**Problem**
Return the data below unchanged. Drop any pictures.

======

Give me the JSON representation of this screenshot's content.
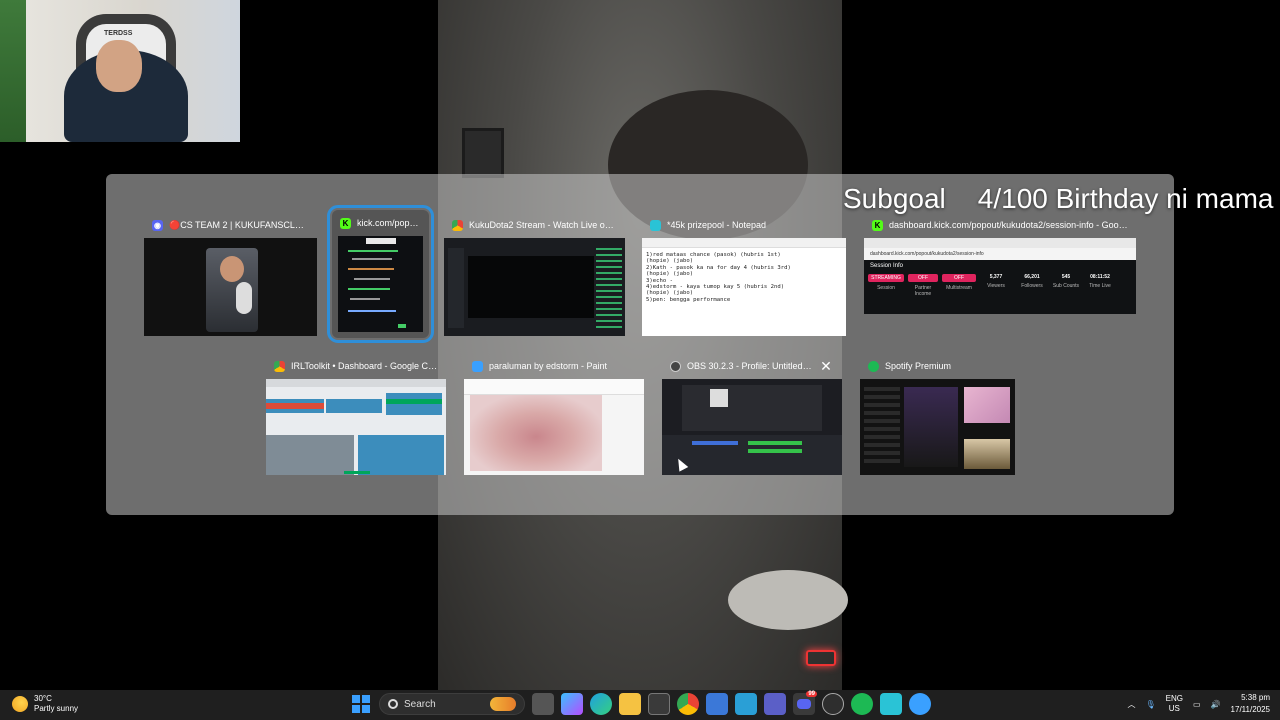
{
  "overlay": {
    "subgoal_label": "Subgoal",
    "subgoal_value": "4/100 Birthday ni mama",
    "chair_brand": "TERDSS"
  },
  "windows": [
    {
      "id": "discord",
      "title": "🔴CS TEAM 2 | KUKUFANSCLUB - Disco...",
      "icon": "discord-icon",
      "color": "#5865f2"
    },
    {
      "id": "kick-popout",
      "title": "kick.com/popo...",
      "icon": "kick-icon",
      "color": "#53fc18",
      "selected": true
    },
    {
      "id": "kukudota-stream",
      "title": "KukuDota2 Stream - Watch Live on Kick...",
      "icon": "chrome-icon",
      "color": "#4285f4"
    },
    {
      "id": "notepad",
      "title": "*45k prizepool - Notepad",
      "icon": "notepad-icon",
      "color": "#2ac3d6"
    },
    {
      "id": "session-info",
      "title": "dashboard.kick.com/popout/kukudota2/session-info - Google C...",
      "icon": "kick-icon",
      "color": "#53fc18"
    },
    {
      "id": "irltoolkit",
      "title": "IRLToolkit • Dashboard - Google Chrome",
      "icon": "chrome-icon",
      "color": "#4285f4"
    },
    {
      "id": "paint",
      "title": "paraluman by edstorm - Paint",
      "icon": "paint-icon",
      "color": "#3aa0ff"
    },
    {
      "id": "obs",
      "title": "OBS 30.2.3 - Profile: Untitled - Sce...",
      "icon": "obs-icon",
      "color": "#444"
    },
    {
      "id": "spotify",
      "title": "Spotify Premium",
      "icon": "spotify-icon",
      "color": "#1db954"
    }
  ],
  "notepad_lines": [
    "1)red mataas chance (pasok) (hubris 1st)",
    "(hopie) (jabo)",
    "2)Kath - pasok ka na for day 4 (hubris 3rd)",
    "(hopie) (jabo)",
    "3)echo -",
    "4)edstorm - kaya tumop kay 5 (hubris 2nd)",
    "(hopie) (jabo)",
    "5)pen: bengga performance"
  ],
  "session_info": {
    "url": "dashboard.kick.com/popout/kukudota2/session-info",
    "heading": "Session Info",
    "stats": [
      {
        "badge": "STREAMING",
        "label": "Session"
      },
      {
        "badge": "OFF",
        "label": "Partner Income"
      },
      {
        "badge": "OFF",
        "label": "Multistream"
      },
      {
        "value": "5,377",
        "label": "Viewers"
      },
      {
        "value": "66,201",
        "label": "Followers"
      },
      {
        "value": "545",
        "label": "Sub Counts"
      },
      {
        "value": "08:11:52",
        "label": "Time Live"
      }
    ]
  },
  "taskbar": {
    "weather_temp": "30°C",
    "weather_desc": "Partly sunny",
    "search_placeholder": "Search",
    "lang_1": "ENG",
    "lang_2": "US",
    "time": "5:38 pm",
    "date": "17/11/2025",
    "discord_badge": "99"
  }
}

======

**Response area**
Give me the JSON representation of this screenshot's content.
{
  "overlay": {
    "subgoal_label": "Subgoal",
    "subgoal_value": "4/100 Birthday ni mama",
    "chair_brand": "TERDSS"
  },
  "windows": [
    {
      "id": "discord",
      "title": "🔴CS TEAM 2 | KUKUFANSCLUB - Disco...",
      "icon": "discord-icon",
      "color": "#5865f2"
    },
    {
      "id": "kick-popout",
      "title": "kick.com/popo...",
      "icon": "kick-icon",
      "color": "#53fc18",
      "selected": true
    },
    {
      "id": "kukudota-stream",
      "title": "KukuDota2 Stream - Watch Live on Kick...",
      "icon": "chrome-icon",
      "color": "#4285f4"
    },
    {
      "id": "notepad",
      "title": "*45k prizepool - Notepad",
      "icon": "notepad-icon",
      "color": "#2ac3d6"
    },
    {
      "id": "session-info",
      "title": "dashboard.kick.com/popout/kukudota2/session-info - Google C...",
      "icon": "kick-icon",
      "color": "#53fc18"
    },
    {
      "id": "irltoolkit",
      "title": "IRLToolkit • Dashboard - Google Chrome",
      "icon": "chrome-icon",
      "color": "#4285f4"
    },
    {
      "id": "paint",
      "title": "paraluman by edstorm - Paint",
      "icon": "paint-icon",
      "color": "#3aa0ff"
    },
    {
      "id": "obs",
      "title": "OBS 30.2.3 - Profile: Untitled - Sce...",
      "icon": "obs-icon",
      "color": "#444"
    },
    {
      "id": "spotify",
      "title": "Spotify Premium",
      "icon": "spotify-icon",
      "color": "#1db954"
    }
  ],
  "notepad_lines": [
    "1)red mataas chance (pasok) (hubris 1st)",
    "(hopie) (jabo)",
    "2)Kath - pasok ka na for day 4 (hubris 3rd)",
    "(hopie) (jabo)",
    "3)echo -",
    "4)edstorm - kaya tumop kay 5 (hubris 2nd)",
    "(hopie) (jabo)",
    "5)pen: bengga performance"
  ],
  "session_info": {
    "url": "dashboard.kick.com/popout/kukudota2/session-info",
    "heading": "Session Info",
    "stats": [
      {
        "badge": "STREAMING",
        "label": "Session"
      },
      {
        "badge": "OFF",
        "label": "Partner Income"
      },
      {
        "badge": "OFF",
        "label": "Multistream"
      },
      {
        "value": "5,377",
        "label": "Viewers"
      },
      {
        "value": "66,201",
        "label": "Followers"
      },
      {
        "value": "545",
        "label": "Sub Counts"
      },
      {
        "value": "08:11:52",
        "label": "Time Live"
      }
    ]
  },
  "taskbar": {
    "weather_temp": "30°C",
    "weather_desc": "Partly sunny",
    "search_placeholder": "Search",
    "lang_1": "ENG",
    "lang_2": "US",
    "time": "5:38 pm",
    "date": "17/11/2025",
    "discord_badge": "99"
  }
}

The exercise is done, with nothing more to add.